> _Task instructions_
A bare number is all that is needed: how many lines below contain the string "screenshot"?

Stored items:
━━━━━━━━━━━━━━━━━━━━━━━━━━━━━━

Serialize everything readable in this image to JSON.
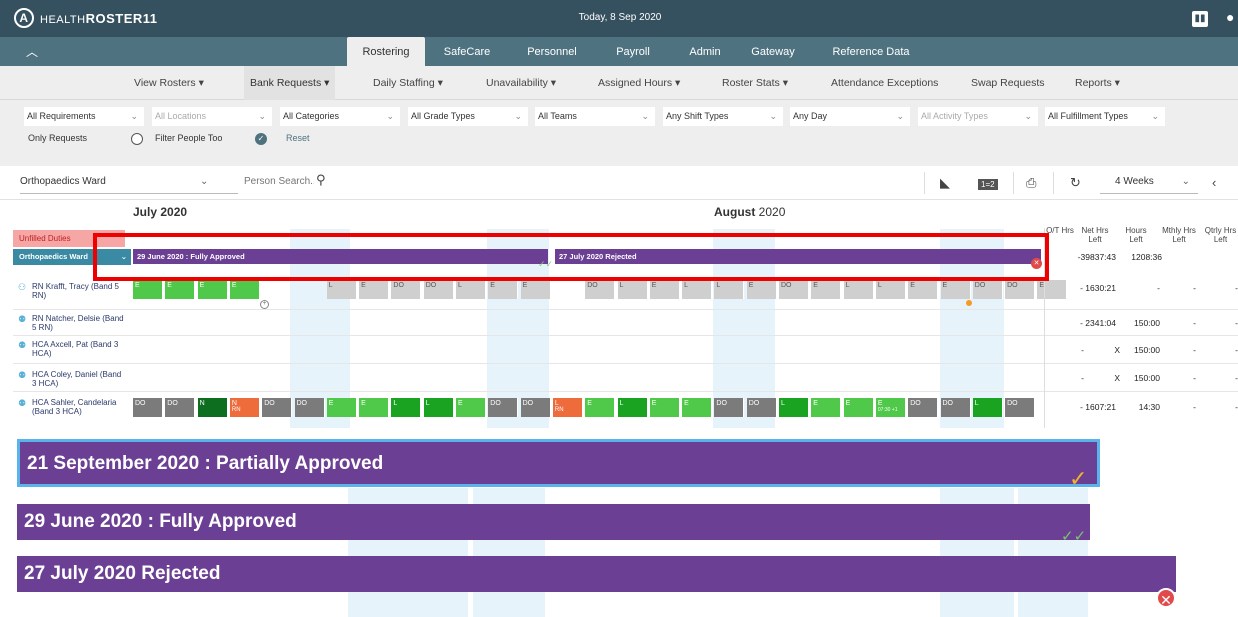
{
  "app": {
    "brand": "HEALTHROSTER11",
    "brand_health": "HEALTH",
    "brand_roster": "ROSTER",
    "brand_num": "11",
    "logo_letter": "A",
    "today": "Today, 8 Sep 2020"
  },
  "tabs": [
    {
      "label": "Rostering",
      "active": true
    },
    {
      "label": "SafeCare"
    },
    {
      "label": "Personnel"
    },
    {
      "label": "Payroll"
    },
    {
      "label": "Admin"
    },
    {
      "label": "Gateway"
    },
    {
      "label": "Reference Data"
    }
  ],
  "submenu": [
    {
      "label": "View Rosters",
      "dropdown": true,
      "active": true
    },
    {
      "label": "Bank Requests",
      "dropdown": true
    },
    {
      "label": "Daily Staffing",
      "dropdown": true
    },
    {
      "label": "Unavailability",
      "dropdown": true
    },
    {
      "label": "Assigned Hours",
      "dropdown": true
    },
    {
      "label": "Roster Stats",
      "dropdown": true
    },
    {
      "label": "Attendance Exceptions"
    },
    {
      "label": "Swap Requests"
    },
    {
      "label": "Reports",
      "dropdown": true
    }
  ],
  "filters": {
    "requirements": "All Requirements",
    "locations": "All Locations",
    "categories": "All Categories",
    "grade_types": "All Grade Types",
    "teams": "All Teams",
    "shift_types": "Any Shift Types",
    "day": "Any Day",
    "activity_types": "All Activity Types",
    "fulfillment_types": "All Fulfillment Types",
    "only_requests": "Only Requests",
    "filter_people_too": "Filter People Too",
    "reset": "Reset"
  },
  "toolbar": {
    "ward": "Orthopaedics Ward",
    "person_search_placeholder": "Person Search...",
    "period": "4 Weeks",
    "one_two": "1=2"
  },
  "months": [
    {
      "name": "July",
      "year": "2020"
    },
    {
      "name": "August",
      "year": "2020"
    }
  ],
  "columns": {
    "ot_hrs": "O/T Hrs",
    "net_hrs": "Net Hrs Left",
    "hours_left": "Hours Left",
    "mthly": "Mthly Hrs Left",
    "qtrly": "Qtrly Hrs Left"
  },
  "left": {
    "unfilled": "Unfilled Duties",
    "ward": "Orthopaedics Ward"
  },
  "periods": [
    {
      "label": "29 June 2020 : Fully Approved",
      "status": "approved"
    },
    {
      "label": "27 July 2020 Rejected",
      "status": "rejected"
    }
  ],
  "ward_totals": {
    "net": "-39837:43",
    "hours": "1208:36"
  },
  "people": [
    {
      "name": "RN Krafft, Tracy (Band 5 RN)",
      "net": "- 1630:21",
      "hours": "-",
      "mthly": "-",
      "qtrly": "-",
      "shifts": [
        "E",
        "E",
        "E",
        "E",
        "",
        "",
        "L",
        "E",
        "DO",
        "DO",
        "L",
        "E",
        "E",
        "",
        "DO",
        "L",
        "E",
        "L",
        "L",
        "E",
        "DO",
        "E",
        "L",
        "L",
        "E",
        "E",
        "DO",
        "DO",
        "E"
      ]
    },
    {
      "name": "RN Natcher, Delsie (Band 5 RN)",
      "net": "- 2341:04",
      "hours": "150:00",
      "mthly": "-",
      "qtrly": "-",
      "shifts": []
    },
    {
      "name": "HCA Axcell, Pat (Band 3 HCA)",
      "net": "-",
      "x": "X",
      "hours": "150:00",
      "mthly": "-",
      "qtrly": "-",
      "shifts": []
    },
    {
      "name": "HCA Coley, Daniel (Band 3 HCA)",
      "net": "-",
      "x": "X",
      "hours": "150:00",
      "mthly": "-",
      "qtrly": "-",
      "shifts": []
    },
    {
      "name": "HCA Sahler, Candelaria (Band 3 HCA)",
      "net": "- 1607:21",
      "hours": "14:30",
      "mthly": "-",
      "qtrly": "-",
      "shifts": [
        "DO",
        "DO",
        "N",
        "N",
        "DO",
        "DO",
        "E",
        "E",
        "L",
        "L",
        "E",
        "DO",
        "DO",
        "L",
        "E",
        "L",
        "E",
        "E",
        "DO",
        "DO",
        "L",
        "E",
        "E",
        "E",
        "DO",
        "DO",
        "L",
        "DO"
      ],
      "notes": {
        "rn": "RN",
        "time": "07:30 +1"
      }
    }
  ],
  "zoom_banners": [
    {
      "label": "21 September 2020 : Partially Approved",
      "status": "partial"
    },
    {
      "label": "29 June 2020 : Fully Approved",
      "status": "approved"
    },
    {
      "label": "27 July 2020 Rejected",
      "status": "rejected"
    }
  ],
  "colors": {
    "topbar": "#35505e",
    "tabbar": "#4f7281",
    "period": "#6b3f93",
    "early": "#50c84a",
    "late": "#19a321",
    "night": "#0d6e1f",
    "day_off": "#7b7b7b",
    "highlight": "#ee0000",
    "weekend": "#e6f3fb"
  }
}
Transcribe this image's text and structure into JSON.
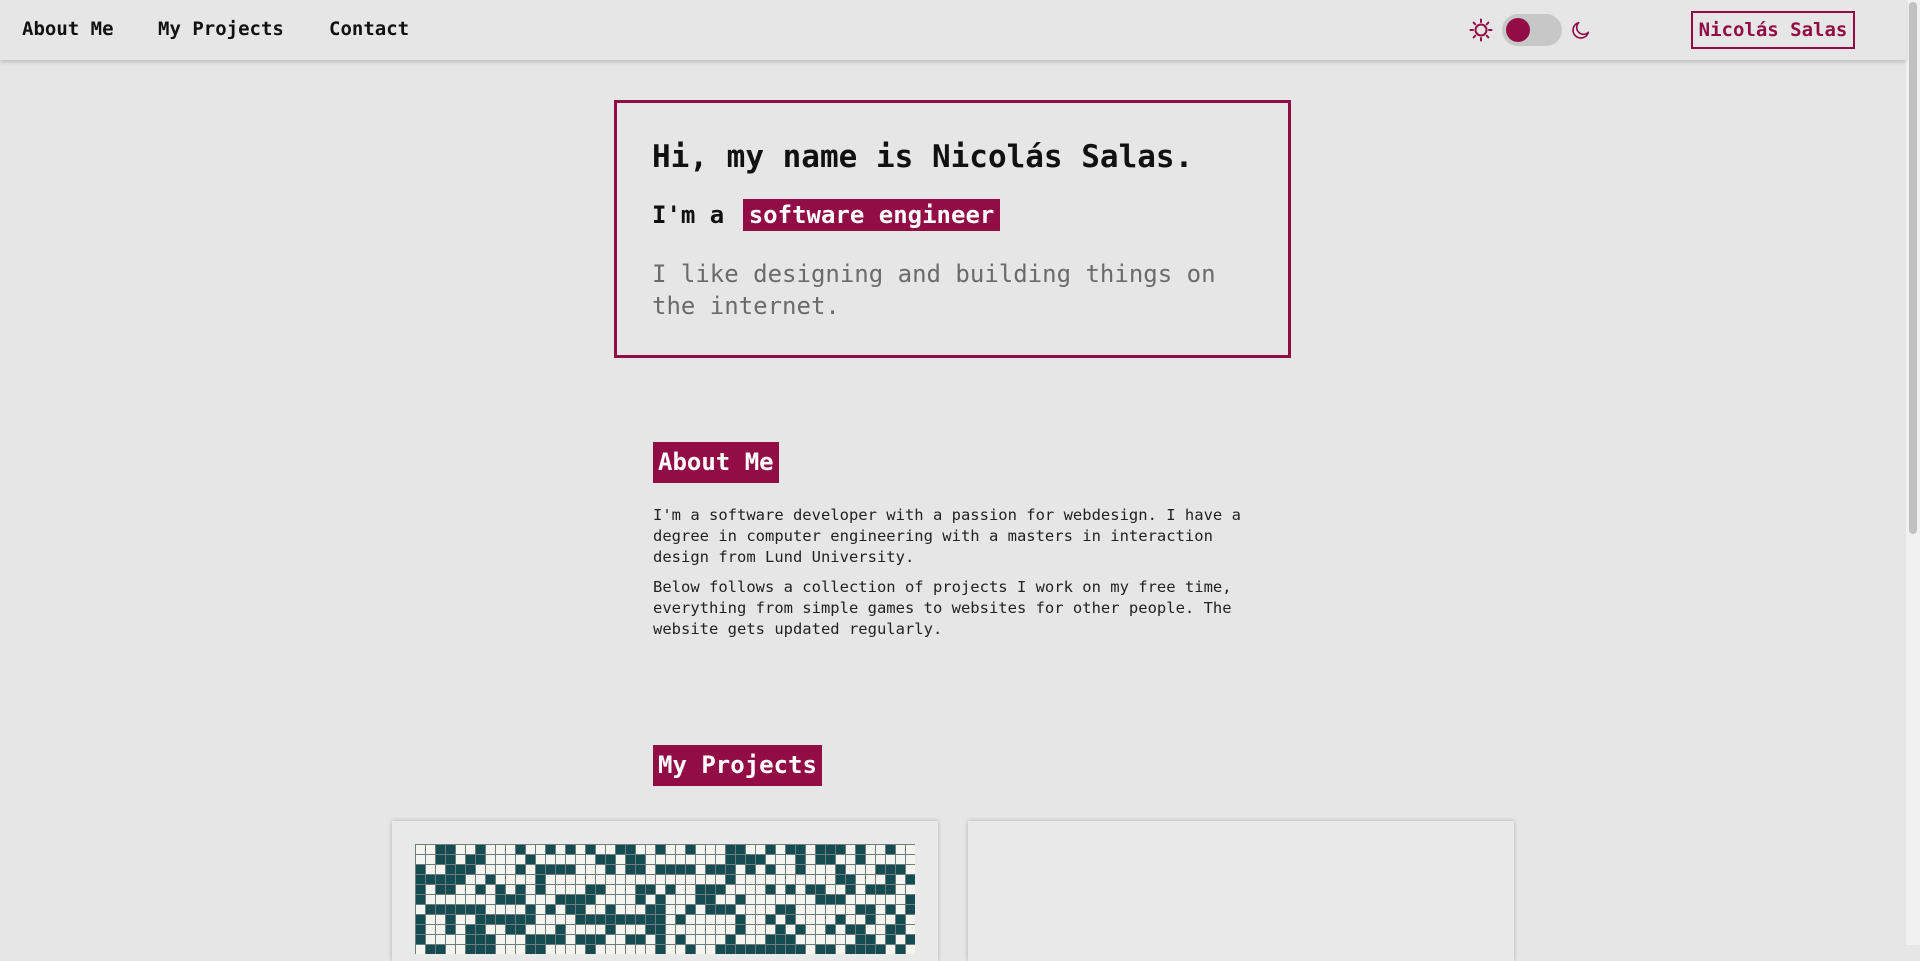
{
  "nav": {
    "links": [
      "About Me",
      "My Projects",
      "Contact"
    ],
    "brand": "Nicolás Salas",
    "accent_color": "#920d45",
    "theme_toggle": {
      "left_icon": "sun-icon",
      "right_icon": "moon-icon"
    }
  },
  "hero": {
    "title": "Hi, my name is Nicolás Salas.",
    "role_prefix": "I'm a",
    "role": "software engineer",
    "description": "I like designing and building things on the internet."
  },
  "about": {
    "heading": "About Me",
    "paragraphs": [
      "I'm a software developer with a passion for webdesign. I have a degree in computer engineering with a masters in interaction design from Lund University.",
      "Below follows a collection of projects I work on my free time, everything from simple games to websites for other people. The website gets updated regularly."
    ]
  },
  "projects": {
    "heading": "My Projects",
    "grid_fill_color": "#144c52"
  }
}
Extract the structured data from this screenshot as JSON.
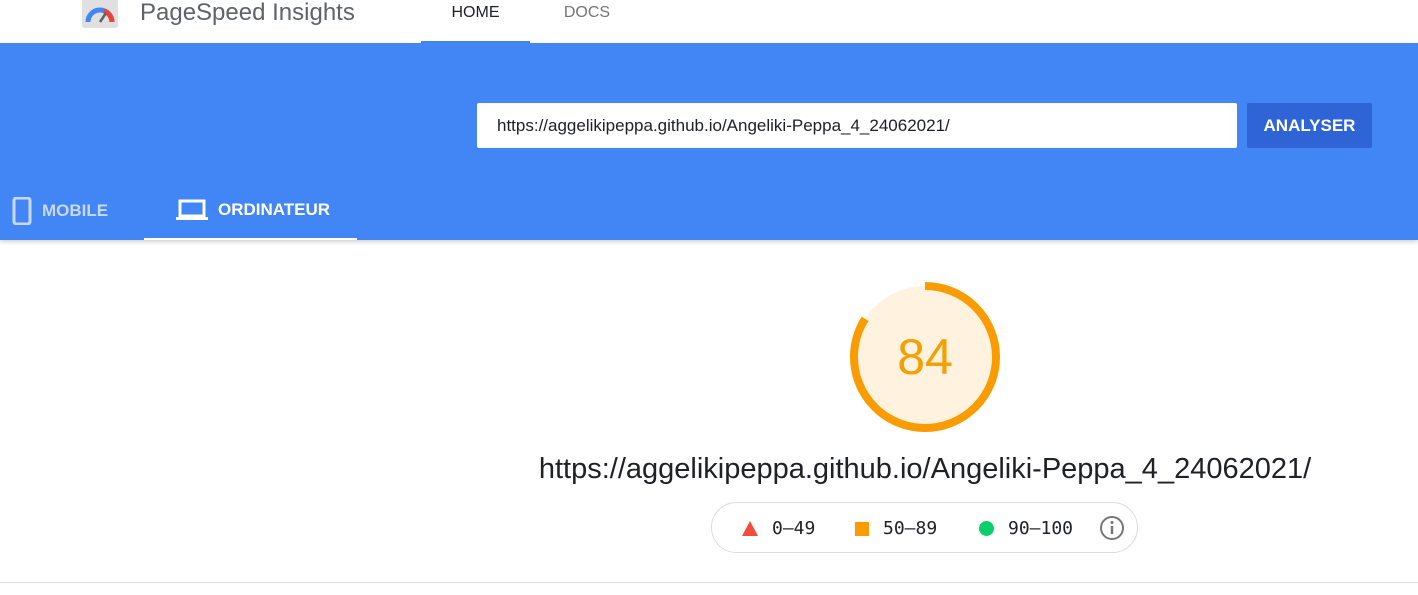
{
  "app": {
    "title": "PageSpeed Insights",
    "logo_icon": "pagespeed-gauge-logo"
  },
  "nav": {
    "tabs": [
      {
        "label": "HOME",
        "active": true
      },
      {
        "label": "DOCS",
        "active": false
      }
    ]
  },
  "search": {
    "value": "https://aggelikipeppa.github.io/Angeliki-Peppa_4_24062021/",
    "button_label": "ANALYSER"
  },
  "device_tabs": [
    {
      "label": "MOBILE",
      "icon": "smartphone-icon",
      "active": false
    },
    {
      "label": "ORDINATEUR",
      "icon": "laptop-icon",
      "active": true
    }
  ],
  "report": {
    "score": "84",
    "score_fraction": 0.84,
    "url": "https://aggelikipeppa.github.io/Angeliki-Peppa_4_24062021/"
  },
  "legend": [
    {
      "range": "0–49",
      "icon": "triangle-icon",
      "color": "#f14c3d"
    },
    {
      "range": "50–89",
      "icon": "square-icon",
      "color": "#fa9c00"
    },
    {
      "range": "90–100",
      "icon": "circle-icon",
      "color": "#0cce6b"
    }
  ],
  "colors": {
    "header_blue": "#4285f4",
    "button_blue": "#2f64d6",
    "score_orange": "#fa9c00",
    "score_fill": "#fff3e0"
  }
}
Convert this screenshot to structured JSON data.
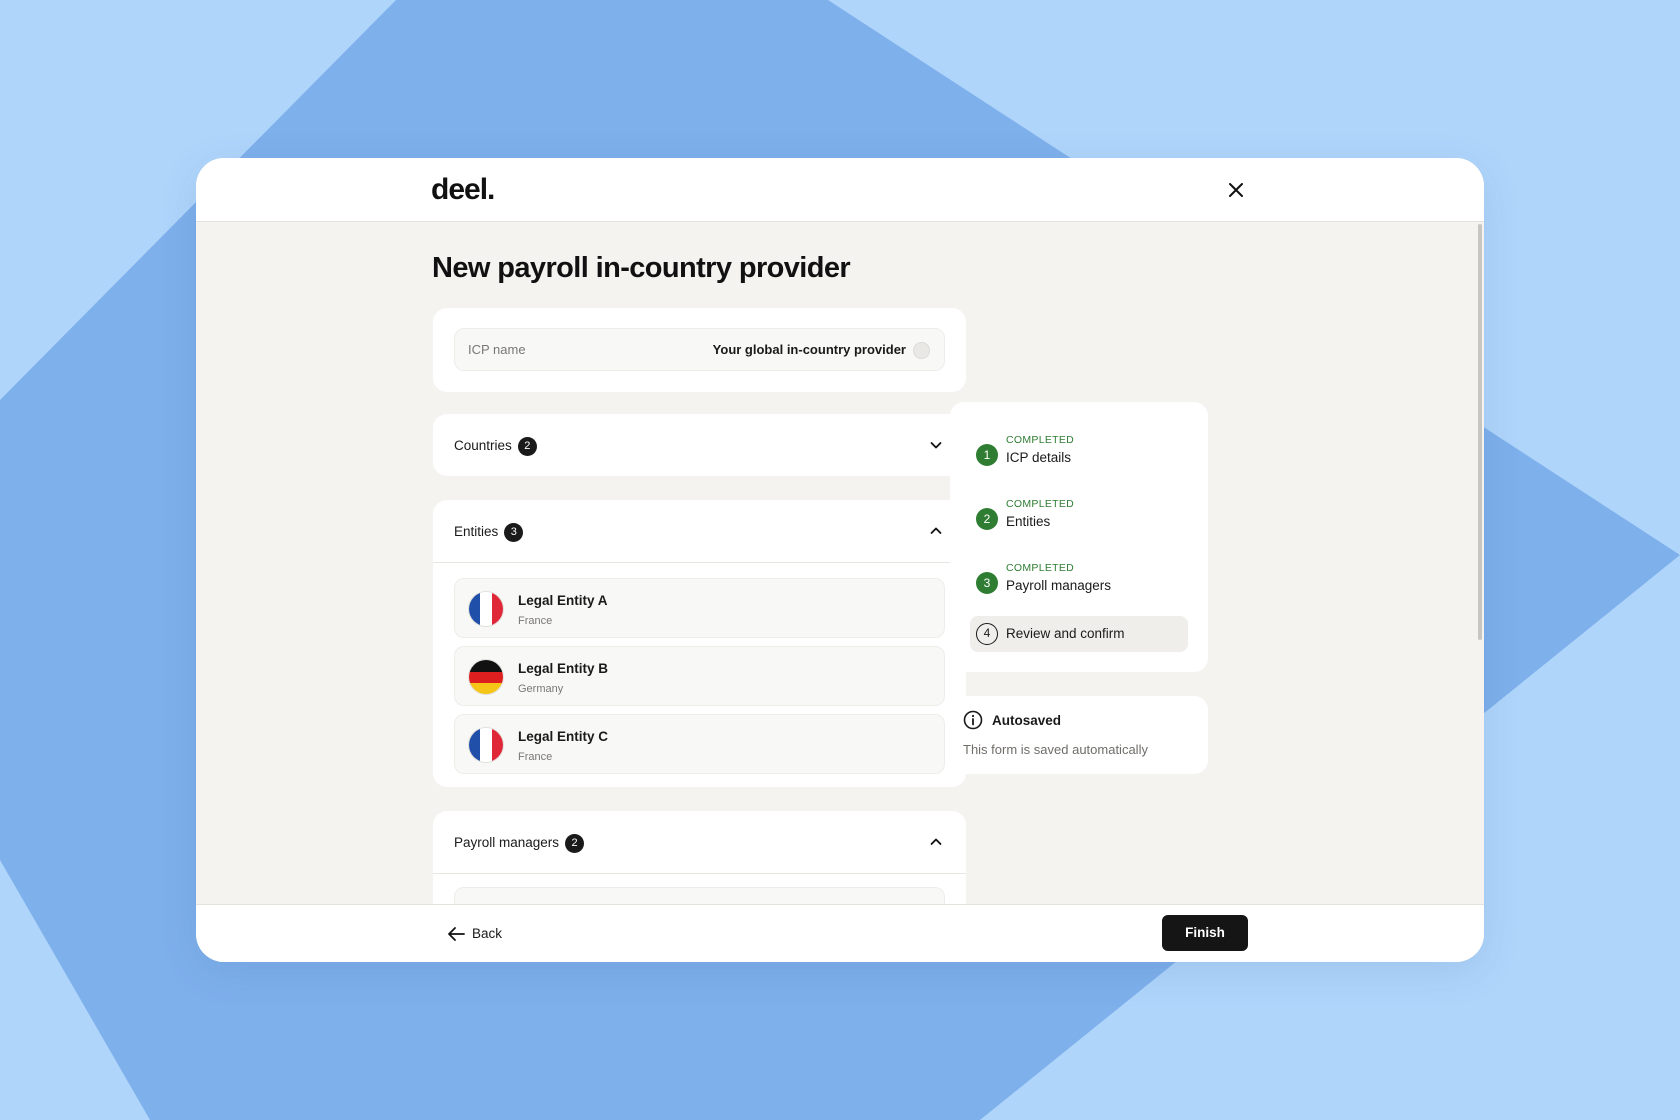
{
  "app": {
    "logo": "deel.",
    "page_title": "New payroll in-country provider"
  },
  "icp": {
    "label": "ICP name",
    "value": "Your global in-country provider"
  },
  "sections": {
    "countries": {
      "label": "Countries",
      "count": "2",
      "expanded": false
    },
    "entities": {
      "label": "Entities",
      "count": "3",
      "expanded": true,
      "items": [
        {
          "name": "Legal Entity A",
          "country": "France",
          "flag": "france-flag"
        },
        {
          "name": "Legal Entity B",
          "country": "Germany",
          "flag": "germany-flag"
        },
        {
          "name": "Legal Entity C",
          "country": "France",
          "flag": "france-flag"
        }
      ]
    },
    "payroll_managers": {
      "label": "Payroll managers",
      "count": "2",
      "expanded": true
    }
  },
  "steps": [
    {
      "number": "1",
      "status": "COMPLETED",
      "label": "ICP details"
    },
    {
      "number": "2",
      "status": "COMPLETED",
      "label": "Entities"
    },
    {
      "number": "3",
      "status": "COMPLETED",
      "label": "Payroll managers"
    },
    {
      "number": "4",
      "status": "",
      "label": "Review and confirm"
    }
  ],
  "autosave": {
    "title": "Autosaved",
    "description": "This form is saved automatically"
  },
  "footer": {
    "back_label": "Back",
    "finish_label": "Finish"
  },
  "colors": {
    "background": "#b0d5fb",
    "background_shape": "#7eb0ec",
    "accent_green": "#2f7d32",
    "primary_button": "#151515",
    "france_blue": "#1f4fa8",
    "france_red": "#e02738",
    "germany_black": "#111111",
    "germany_red": "#dd1f1f",
    "germany_gold": "#f5c518"
  },
  "icons": {
    "close": "close-icon",
    "chevron_down": "chevron-down-icon",
    "chevron_up": "chevron-up-icon",
    "info": "info-icon",
    "back": "arrow-left-icon"
  }
}
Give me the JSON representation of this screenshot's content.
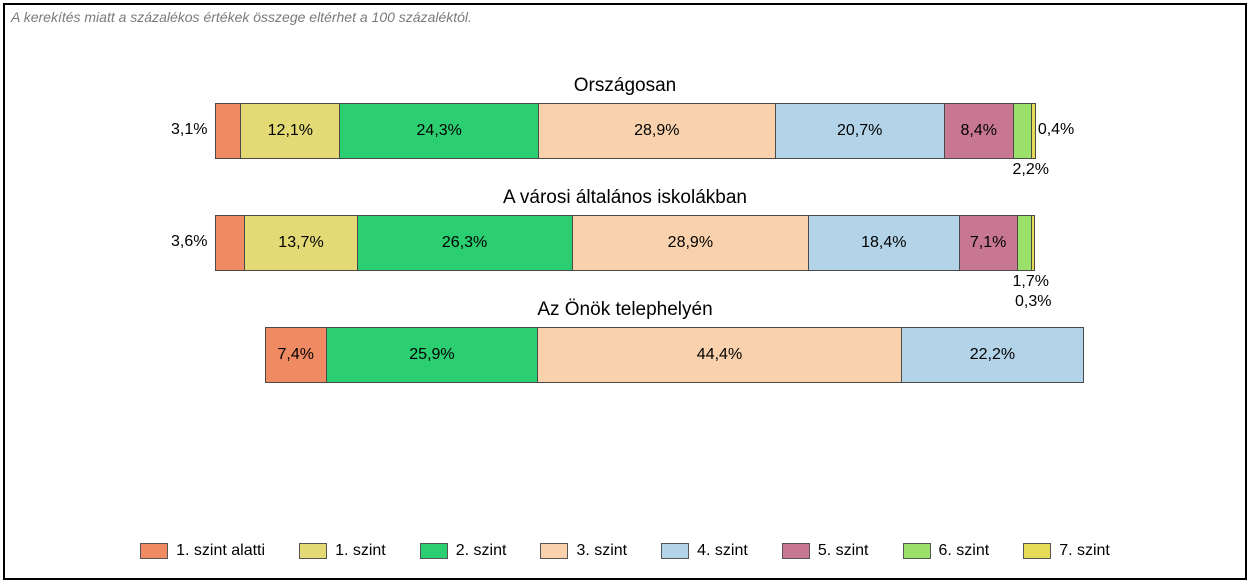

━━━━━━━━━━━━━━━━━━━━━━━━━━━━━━

> _Final answer_
3